The intention of the Artist or Image Maker

Basing their views on ‘secondary sources’, traditionally scholars have differed in their views regarding image making, be it two dimensional illustrations or three dimensional statues. Some considered it essentially lawful, some opinioned it be unlawful, whilst others took an intermediate stance between these two views.

Reportedly, Prophet (peace be upon him) said: “Allah says: ‘Who does a greater wrong than one who aspires to create as I create – a grain of corn, a seed, or a barleycorn?” [ascribed to Sahîh al-Bukhârî (7559).]

However, God Himself cannot be competed with. If the above narrative is correctly attributed, it should be interpreted that it is intention of the artist that is of real concern, then this would be in line with the Quranic ethos.

And We verily gave Abraham of old his proper course, and We were aware of him, When he said to his father and his folk: What are these statues (Arabic: Thamatheel) to which ye pay devotion? [21:51-52]

Note the Arabic word 'Thamatheel' which means statues.

If a statue in itself is unlawful, then why did Prophet Solomon (peace be upon him) instruct the Jinn under his control to make them as recorded in the following verse?

They made for him what he willed: synagogues and statues (Arabic: Thamatheel), basins like wells and boilers built into the ground. Give thanks, O House of David! Few of My bondmen are thankful.[34.13]

It is easily understood from the verse that not only Prophet Solomon (peace be upon him) was an 'art enthusiast' but that these actions were carried under the sanction of God Almighty.

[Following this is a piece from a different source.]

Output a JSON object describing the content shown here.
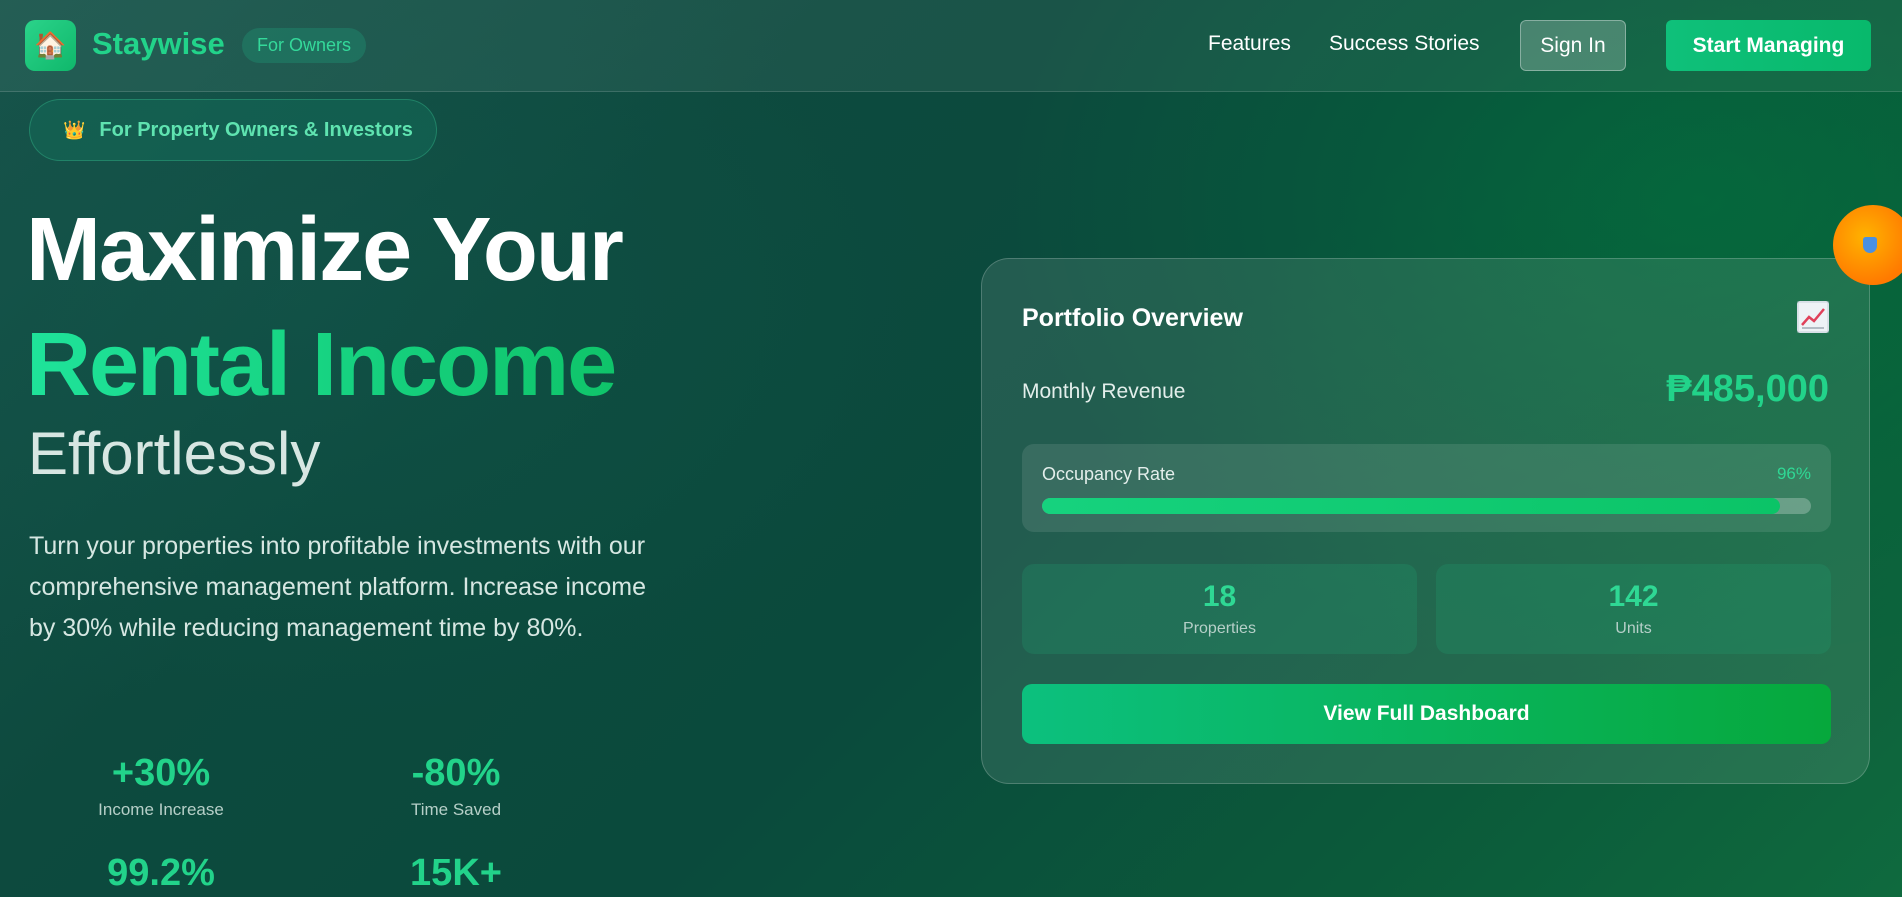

Regardless of the image being that of an animate creature or an inanimate object. It becomes clear that it is not the statue or image in itself which is unlawful, but its intended purpose that determines whether something becomes forbidden or remains lawful. Needless to say that the content must be free from imoral and inappropiate content in line with the God's message in the Quran.

As for the places of worship they should be free from icons and calligraphy names of righteous people or any images that divert the purpose of the Mosque - that is closer to the spirit of God’s Message:

"And the places of worship are for God (alone): So invoke not any one along with God; [72:18]

For Believers [Muslims] the Quran must be the ultimate criterion for judging all 'secondary sources.' Those who claim to follow Prophet Muhammad (peace be upon him) should take heed of the following verse:

Say: "Shall I seek for judge other than God? - when He it is Who hath sent unto you the Book, explained in detail." They know full well, to whom We have given the Book, that it hath been sent down from thy Lord in truth. Never be then of those who doubt. [6.114]


And Allah knows best.


For Younger Readers

God teaches in the Quran, the holy book of Muslims that:

  • Allowing images is in harmony with God's Message
  • The image must be free from imorality and imodesty
  • The image must not be worshiped or represent God




Joseph A Islam

Sheikh Sa`ûd al-Funaysân,